Indeed that was the message delivered in a recent New York Times op ed essay. Jonathan Cowan and Jim Kessler, executives of Third Way, a so-called "centrist" policy organization, argued that the problem of stalled wages and growing income equality in the U.S. is being solved because more people are going to college.
But reams of studies and reports cast doubt on this Pollyannaish notion. Earlier this month, the National Center for Education Statistics (NCES) released a report indicating that the economic
Just go to college and
everything will work out fine.
- The percentage of college graduates who borrowed for their undergraduate education went up from 49 percent among people who graduated in 1992-1993 to 66 percent for people who graduated in 2007-2008.
- Among college graduates, the average amount borrowed went up from $15,000 for the 1992-1993 cohort to $24,700 for people who graduated in 2007-2008
- Among people who graduated from for-profit institutions in 2007-2008, 90 percent had taken out student loans.
- In 2001, about two-thirds of college graduates were making payments on their loans one year after graduating.
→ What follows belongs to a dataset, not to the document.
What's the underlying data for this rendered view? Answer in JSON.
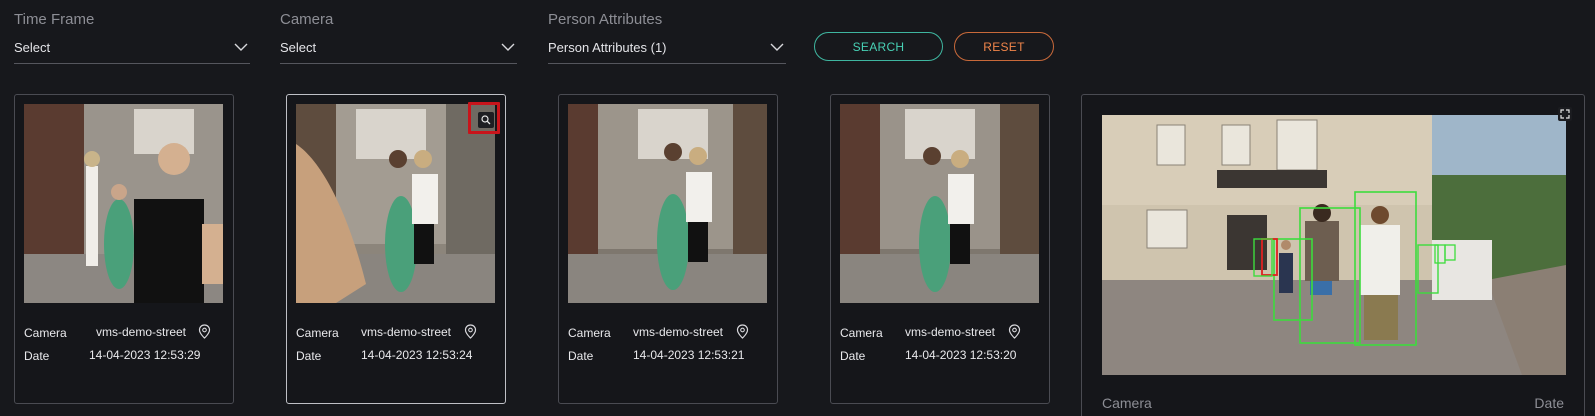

In 2009, that figure had dropped to 60 percent. The other 40 percent had either obtained a forbearance or were in default.
- Among college graduates who were employed, average annual salaries went down from $39,300 in 2001 to $34,400 in 2009 (measured in 2009 dollars).
Unfortunately, the data analyzed in Ms. Woo's NCES report are old. She was reporting on the financial situation of people who graduated five years ago. But there is no indication that the financial outlook for college graduates has gotten better in the last five years. On the contrary, the student-loan default rate has gone up substantially in that time period.
Does this trend have a happy ending? I don't think so. I don't have a sure-fire formula for getting college costs under control or for reducing the amount of money college students need to borrow. Nevertheless, we could brighten this dreary picture if we shut down the for-profit colleges and encouraged low-income students to attend low-cost community colleges and state institutions. And we could ease the burden on overstressed student-loan debtors if we allowed them reasonable access to the bankruptcy courts.
But almost no one is talking about serious reforms in higher education. Instead, we just keep telling ourselves that a college degree is a good investment--no matter what it costs.
Jonathan Cowan & Jim Kessler. "The Middle Class Gets Wise." New York Times, October 20, 2013. Sunday Review Section, p. 4.
Jennie H. Woo. Degrees of Debt: Student Borrowing and Loan Repayment of Bachelor's Degree Recipients 1 Year After Graduating: 1994, 2001, and 2009. Washington, DC: National Center for Education Statistics, October 2013. Accessible at: http://nces.ed.gov/pubsearch/pubsinfo.asp?pubid=2014011